MALONE - After repeatedly revisiting the issue over the last few weeks, Franklin County legislators decided not to accept a former bookmobile to use for emergency services.
Despite one of them flipping his vote in favor of taking the truck - board Chairman Gordon Crossman, D-Malone - Legislator and Public Safety Committee Chairman Marc "Tim" Lashomb, R-Malone, couldn't drum up the four votes needed to accept it.
Legislators have been skeptical about taking the bookmobile, which they helped buy for the Clinton-Essex-Franklin Library System in 2006, because they are concerned about hidden costs.
The bookmobile went out of service last year after the library system decided it could no longer afford to run it. Now the library system wants to give the large bus to Franklin, Essex and Clinton counties so they can use it in emergencies as a mobile command center and communication station.
Over the last few board meetings, legislators wondered whether Essex County was going to hop on board to take the bookmobile and, if it didn't, whether it would want money in return for its initial investment in the vehicle.
As it turned out, Essex County will not take the vehicle and will not request anything in return for it.
Lashomb asked his colleagues to make a final decision on it at a Thursday committee meeting.
Legislator Paul Maroun, R-Tupper Lake, also a volunteer fireman in Tupper Lake, has been on the fence about the topic until now, but he told his fellow legislators Thursday that he could not support it because he doesn't believe the truck is absolutely needed.
"I've thought a lot about this," Maroun said.
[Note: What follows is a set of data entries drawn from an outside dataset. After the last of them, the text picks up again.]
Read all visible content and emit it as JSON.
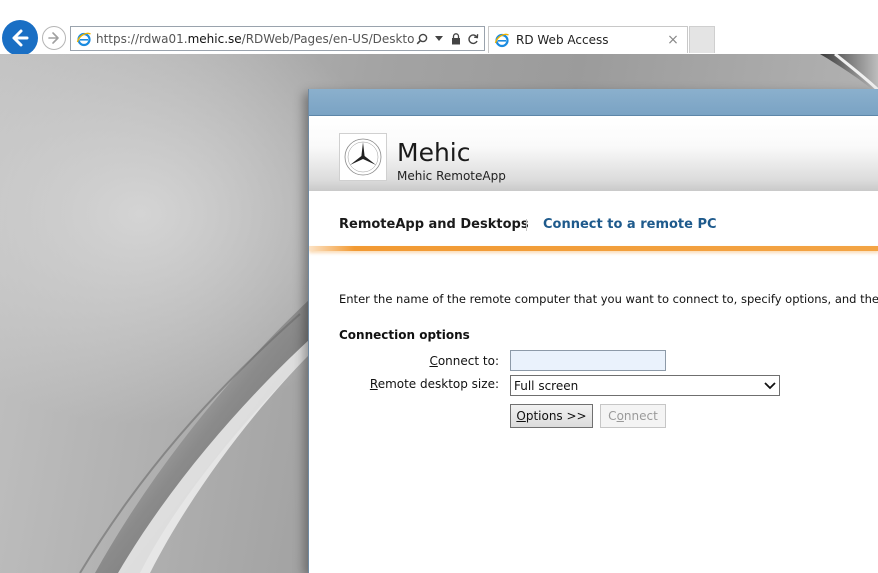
{
  "browser": {
    "url_prefix": "https://rdwa01.",
    "url_domain": "mehic.se",
    "url_path": "/RDWeb/Pages/en-US/Desktops.asp",
    "tab_title": "RD Web Access",
    "tab_close": "×"
  },
  "header": {
    "org_name": "Mehic",
    "org_subtitle": "Mehic RemoteApp"
  },
  "nav": {
    "items": [
      {
        "label": "RemoteApp and Desktops",
        "active": true
      },
      {
        "label": "Connect to a remote PC",
        "active": false
      }
    ]
  },
  "form": {
    "intro_text": "Enter the name of the remote computer that you want to connect to, specify options, and then click Co",
    "section_title": "Connection options",
    "connect_label_hotkey": "C",
    "connect_label_rest": "onnect to:",
    "connect_value": "",
    "size_label_hotkey": "R",
    "size_label_rest": "emote desktop size:",
    "size_value": "Full screen",
    "options_button_hotkey": "O",
    "options_button_rest": "ptions >>",
    "connect_button_pre": "C",
    "connect_button_hotkey": "o",
    "connect_button_rest": "nnect"
  },
  "colors": {
    "accent_orange": "#f29a33",
    "link_blue": "#1e5a8c",
    "topbar_blue": "#7aa3c4",
    "ie_blue": "#1a6fc4"
  }
}
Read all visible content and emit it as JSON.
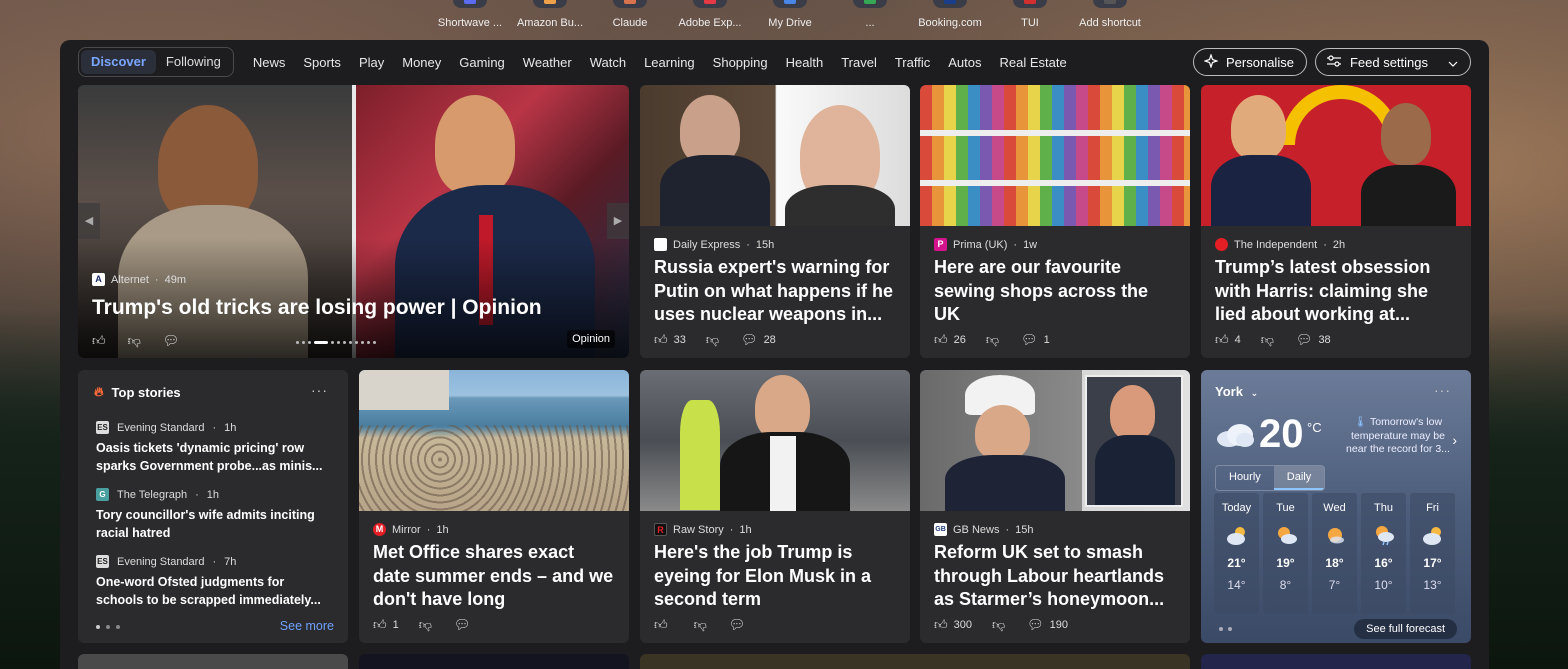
{
  "shortcuts": [
    {
      "label": "Shortwave ...",
      "color": "#5b6cf0"
    },
    {
      "label": "Amazon Bu...",
      "color": "#f0a04b"
    },
    {
      "label": "Claude",
      "color": "#d9734e"
    },
    {
      "label": "Adobe Exp...",
      "color": "#e63946"
    },
    {
      "label": "My Drive",
      "color": "#4a86e8"
    },
    {
      "label": "...",
      "color": "#34a853"
    },
    {
      "label": "Booking.com",
      "color": "#1a3e8c"
    },
    {
      "label": "TUI",
      "color": "#d32f2f"
    },
    {
      "label": "Add shortcut",
      "color": "#555555"
    }
  ],
  "nav": {
    "discover": "Discover",
    "following": "Following",
    "items": [
      "News",
      "Sports",
      "Play",
      "Money",
      "Gaming",
      "Weather",
      "Watch",
      "Learning",
      "Shopping",
      "Health",
      "Travel",
      "Traffic",
      "Autos",
      "Real Estate"
    ],
    "personalise": "Personalise",
    "feed_settings": "Feed settings"
  },
  "hero": {
    "source": "Alternet",
    "age": "49m",
    "title": "Trump's old tricks are losing power | Opinion",
    "tag": "Opinion"
  },
  "cards": [
    {
      "source": "Daily Express",
      "age": "15h",
      "title": "Russia expert's warning for Putin on what happens if he uses nuclear weapons in...",
      "likes": "33",
      "comments": "28",
      "logo_color": "#ffffff"
    },
    {
      "source": "Prima (UK)",
      "age": "1w",
      "title": "Here are our favourite sewing shops across the UK",
      "likes": "26",
      "comments": "1",
      "logo_color": "#d4148c"
    },
    {
      "source": "The Independent",
      "age": "2h",
      "title": "Trump’s latest obsession with Harris: claiming she lied about working at...",
      "likes": "4",
      "comments": "38",
      "logo_color": "#e31e24"
    },
    {
      "source": "Mirror",
      "age": "1h",
      "title": "Met Office shares exact date summer ends – and we don't have long",
      "likes": "1",
      "comments": "",
      "logo_color": "#e31e24"
    },
    {
      "source": "Raw Story",
      "age": "1h",
      "title": "Here's the job Trump is eyeing for Elon Musk in a second term",
      "likes": "",
      "comments": "",
      "logo_color": "#111111"
    },
    {
      "source": "GB News",
      "age": "15h",
      "title": "Reform UK set to smash through Labour heartlands as Starmer’s honeymoon...",
      "likes": "300",
      "comments": "190",
      "logo_color": "#1f3b82"
    }
  ],
  "stories": {
    "heading": "Top stories",
    "items": [
      {
        "source": "Evening Standard",
        "age": "1h",
        "title": "Oasis tickets 'dynamic pricing' row sparks Government probe...as minis..."
      },
      {
        "source": "The Telegraph",
        "age": "1h",
        "title": "Tory councillor's wife admits inciting racial hatred"
      },
      {
        "source": "Evening Standard",
        "age": "7h",
        "title": "One-word Ofsted judgments for schools to be scrapped immediately..."
      }
    ],
    "see_more": "See more"
  },
  "weather": {
    "location": "York",
    "temp": "20",
    "unit": "°C",
    "note": "Tomorrow's low temperature may be near the record for 3...",
    "tab_hourly": "Hourly",
    "tab_daily": "Daily",
    "days": [
      {
        "name": "Today",
        "hi": "21°",
        "lo": "14°",
        "icon": "cloudy-sun-icon"
      },
      {
        "name": "Tue",
        "hi": "19°",
        "lo": "8°",
        "icon": "sun-cloud-icon"
      },
      {
        "name": "Wed",
        "hi": "18°",
        "lo": "7°",
        "icon": "sunny-icon"
      },
      {
        "name": "Thu",
        "hi": "16°",
        "lo": "10°",
        "icon": "sun-rain-icon"
      },
      {
        "name": "Fri",
        "hi": "17°",
        "lo": "13°",
        "icon": "cloudy-sun-icon"
      }
    ],
    "see_forecast": "See full forecast"
  }
}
Maroun said the library system board should never have made the offer and instead should have sold the bookmobile.
The board is still asking the county in its next budget for the same annual contribution, which was always labeled as money to run the bookmobile, saying that money is needed to keep the library system's doors open. Maroun said he plans to strongly question the library board when Franklin County is working on its budget, since he argues it is giving up a potential revenue source in the bookmobile.
"I think they're making a big mistake," Maroun said.
Legislators Sue Robideau, R-Brushton, David "Billy" Jones, D-Chateaugay, and Guy "Tim" Smith, D-Fort Covington, all voted no, saying they agreed with Maroun and didn't feel the vehicle is needed.
Legislator Tim Burpoe, D-Saranac Lake, is the only legislator other than Lashomb who supported taking the bookmobile since the topic came up.
"I think this is a small amount of a money relative to a $116 million budget," Burpoe said.
He said the county could easily do a one-year test period, limiting its spending on the vehicle to $2,000, and then re-evaluate from there.
"I think (county Emergency Services Director) Ricky (Provost) has made a compelling argument," Burpoe said.
Provost has said an emergency truck would be useful since the county's emergency squads can't communicate with one another because they operate on different wavelengths, but if all the different agencies had radio equipment in the truck, they could communicate.
Several legislators said that if Franklin County needs new radio equipment, the county should buy new radio equipment.
Burpoe argued that buying new radio equipment would cost more than it would to take the truck.
Lashomb said he thought it would have been worth it to take the vehicle, since there have been some serious emergencies in the county in recent years, and there are sure to be more in the future. But he accepted the outcome of the vote.
"I respect the democratic process," Lashomb said.